┌──

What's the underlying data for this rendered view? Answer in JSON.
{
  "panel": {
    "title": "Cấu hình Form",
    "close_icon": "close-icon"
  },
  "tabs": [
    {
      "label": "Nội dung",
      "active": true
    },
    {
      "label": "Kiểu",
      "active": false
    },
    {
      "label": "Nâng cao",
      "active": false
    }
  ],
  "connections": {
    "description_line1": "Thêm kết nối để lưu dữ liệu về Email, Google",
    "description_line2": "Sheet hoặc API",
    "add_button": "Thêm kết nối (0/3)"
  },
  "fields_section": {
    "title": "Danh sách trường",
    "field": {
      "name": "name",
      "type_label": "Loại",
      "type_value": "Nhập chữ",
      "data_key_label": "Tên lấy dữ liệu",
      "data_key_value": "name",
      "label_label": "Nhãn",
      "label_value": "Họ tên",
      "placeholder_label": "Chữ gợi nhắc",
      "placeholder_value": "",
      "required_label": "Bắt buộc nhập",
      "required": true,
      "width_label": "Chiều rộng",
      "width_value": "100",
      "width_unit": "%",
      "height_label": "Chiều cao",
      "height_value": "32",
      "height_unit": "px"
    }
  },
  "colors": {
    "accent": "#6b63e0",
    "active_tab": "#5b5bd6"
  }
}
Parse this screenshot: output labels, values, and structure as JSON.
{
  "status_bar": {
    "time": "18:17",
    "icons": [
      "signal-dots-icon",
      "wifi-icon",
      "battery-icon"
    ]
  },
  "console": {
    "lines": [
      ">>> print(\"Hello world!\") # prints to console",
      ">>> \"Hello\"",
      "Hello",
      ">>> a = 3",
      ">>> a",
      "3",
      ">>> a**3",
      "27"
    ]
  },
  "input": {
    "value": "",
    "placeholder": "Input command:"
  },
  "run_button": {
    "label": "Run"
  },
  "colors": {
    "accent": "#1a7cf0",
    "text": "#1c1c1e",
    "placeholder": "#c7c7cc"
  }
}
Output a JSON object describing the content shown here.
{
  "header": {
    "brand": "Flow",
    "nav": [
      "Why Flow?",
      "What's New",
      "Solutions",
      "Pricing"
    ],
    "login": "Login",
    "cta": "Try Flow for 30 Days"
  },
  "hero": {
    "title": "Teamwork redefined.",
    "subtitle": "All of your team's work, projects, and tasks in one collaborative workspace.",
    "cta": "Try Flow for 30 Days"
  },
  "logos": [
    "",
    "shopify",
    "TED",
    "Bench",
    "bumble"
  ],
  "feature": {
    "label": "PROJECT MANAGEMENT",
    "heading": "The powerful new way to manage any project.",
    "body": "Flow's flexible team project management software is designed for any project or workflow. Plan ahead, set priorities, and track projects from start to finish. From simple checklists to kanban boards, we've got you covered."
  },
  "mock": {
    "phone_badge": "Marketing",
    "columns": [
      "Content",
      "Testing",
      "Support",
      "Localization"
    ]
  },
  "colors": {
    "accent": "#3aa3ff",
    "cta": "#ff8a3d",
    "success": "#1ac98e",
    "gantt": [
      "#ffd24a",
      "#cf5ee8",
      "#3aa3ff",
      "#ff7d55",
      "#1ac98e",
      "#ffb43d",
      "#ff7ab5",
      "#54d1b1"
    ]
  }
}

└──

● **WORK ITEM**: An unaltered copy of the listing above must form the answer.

● **ANSWER FOR THE TASK**:
What's the underlying data for this rendered view? Answer in JSON.
{
  "panel": {
    "title": "Cấu hình Form",
    "close_icon": "close-icon"
  },
  "tabs": [
    {
      "label": "Nội dung",
      "active": true
    },
    {
      "label": "Kiểu",
      "active": false
    },
    {
      "label": "Nâng cao",
      "active": false
    }
  ],
  "connections": {
    "description_line1": "Thêm kết nối để lưu dữ liệu về Email, Google",
    "description_line2": "Sheet hoặc API",
    "add_button": "Thêm kết nối (0/3)"
  },
  "fields_section": {
    "title": "Danh sách trường",
    "field": {
      "name": "name",
      "type_label": "Loại",
      "type_value": "Nhập chữ",
      "data_key_label": "Tên lấy dữ liệu",
      "data_key_value": "name",
      "label_label": "Nhãn",
      "label_value": "Họ tên",
      "placeholder_label": "Chữ gợi nhắc",
      "placeholder_value": "",
      "required_label": "Bắt buộc nhập",
      "required": true,
      "width_label": "Chiều rộng",
      "width_value": "100",
      "width_unit": "%",
      "height_label": "Chiều cao",
      "height_value": "32",
      "height_unit": "px"
    }
  },
  "colors": {
    "accent": "#6b63e0",
    "active_tab": "#5b5bd6"
  }
}
Parse this screenshot: output labels, values, and structure as JSON.
{
  "status_bar": {
    "time": "18:17",
    "icons": [
      "signal-dots-icon",
      "wifi-icon",
      "battery-icon"
    ]
  },
  "console": {
    "lines": [
      ">>> print(\"Hello world!\") # prints to console",
      ">>> \"Hello\"",
      "Hello",
      ">>> a = 3",
      ">>> a",
      "3",
      ">>> a**3",
      "27"
    ]
  },
  "input": {
    "value": "",
    "placeholder": "Input command:"
  },
  "run_button": {
    "label": "Run"
  },
  "colors": {
    "accent": "#1a7cf0",
    "text": "#1c1c1e",
    "placeholder": "#c7c7cc"
  }
}
Output a JSON object describing the content shown here.
{
  "header": {
    "brand": "Flow",
    "nav": [
      "Why Flow?",
      "What's New",
      "Solutions",
      "Pricing"
    ],
    "login": "Login",
    "cta": "Try Flow for 30 Days"
  },
  "hero": {
    "title": "Teamwork redefined.",
    "subtitle": "All of your team's work, projects, and tasks in one collaborative workspace.",
    "cta": "Try Flow for 30 Days"
  },
  "logos": [
    "",
    "shopify",
    "TED",
    "Bench",
    "bumble"
  ],
  "feature": {
    "label": "PROJECT MANAGEMENT",
    "heading": "The powerful new way to manage any project.",
    "body": "Flow's flexible team project management software is designed for any project or workflow. Plan ahead, set priorities, and track projects from start to finish. From simple checklists to kanban boards, we've got you covered."
  },
  "mock": {
    "phone_badge": "Marketing",
    "columns": [
      "Content",
      "Testing",
      "Support",
      "Localization"
    ]
  },
  "colors": {
    "accent": "#3aa3ff",
    "cta": "#ff8a3d",
    "success": "#1ac98e",
    "gantt": [
      "#ffd24a",
      "#cf5ee8",
      "#3aa3ff",
      "#ff7d55",
      "#1ac98e",
      "#ffb43d",
      "#ff7ab5",
      "#54d1b1"
    ]
  }
}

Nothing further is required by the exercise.